**Aim of the exercise**
Retype the data below without altering anything.

**Exercise material**

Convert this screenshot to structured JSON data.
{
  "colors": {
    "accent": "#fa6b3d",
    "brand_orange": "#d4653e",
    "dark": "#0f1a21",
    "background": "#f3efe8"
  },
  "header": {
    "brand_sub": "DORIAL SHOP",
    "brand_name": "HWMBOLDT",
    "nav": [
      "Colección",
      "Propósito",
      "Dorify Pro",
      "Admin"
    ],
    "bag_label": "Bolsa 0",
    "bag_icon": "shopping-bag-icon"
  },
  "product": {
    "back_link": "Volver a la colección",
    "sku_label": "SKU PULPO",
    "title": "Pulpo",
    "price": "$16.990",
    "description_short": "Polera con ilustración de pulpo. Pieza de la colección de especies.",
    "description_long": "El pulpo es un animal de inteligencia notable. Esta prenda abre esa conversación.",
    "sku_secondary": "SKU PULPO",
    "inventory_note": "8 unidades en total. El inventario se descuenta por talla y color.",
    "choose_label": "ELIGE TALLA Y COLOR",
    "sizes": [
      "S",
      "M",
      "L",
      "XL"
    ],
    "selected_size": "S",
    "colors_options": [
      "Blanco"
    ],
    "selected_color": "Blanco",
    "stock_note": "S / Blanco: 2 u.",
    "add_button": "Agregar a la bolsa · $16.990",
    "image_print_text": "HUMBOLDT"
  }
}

**Answer to this problem**
Convert this screenshot to structured JSON data.
{
  "colors": {
    "accent": "#fa6b3d",
    "brand_orange": "#d4653e",
    "dark": "#0f1a21",
    "background": "#f3efe8"
  },
  "header": {
    "brand_sub": "DORIAL SHOP",
    "brand_name": "HWMBOLDT",
    "nav": [
      "Colección",
      "Propósito",
      "Dorify Pro",
      "Admin"
    ],
    "bag_label": "Bolsa 0",
    "bag_icon": "shopping-bag-icon"
  },
  "product": {
    "back_link": "Volver a la colección",
    "sku_label": "SKU PULPO",
    "title": "Pulpo",
    "price": "$16.990",
    "description_short": "Polera con ilustración de pulpo. Pieza de la colección de especies.",
    "description_long": "El pulpo es un animal de inteligencia notable. Esta prenda abre esa conversación.",
    "sku_secondary": "SKU PULPO",
    "inventory_note": "8 unidades en total. El inventario se descuenta por talla y color.",
    "choose_label": "ELIGE TALLA Y COLOR",
    "sizes": [
      "S",
      "M",
      "L",
      "XL"
    ],
    "selected_size": "S",
    "colors_options": [
      "Blanco"
    ],
    "selected_color": "Blanco",
    "stock_note": "S / Blanco: 2 u.",
    "add_button": "Agregar a la bolsa · $16.990",
    "image_print_text": "HUMBOLDT"
  }
}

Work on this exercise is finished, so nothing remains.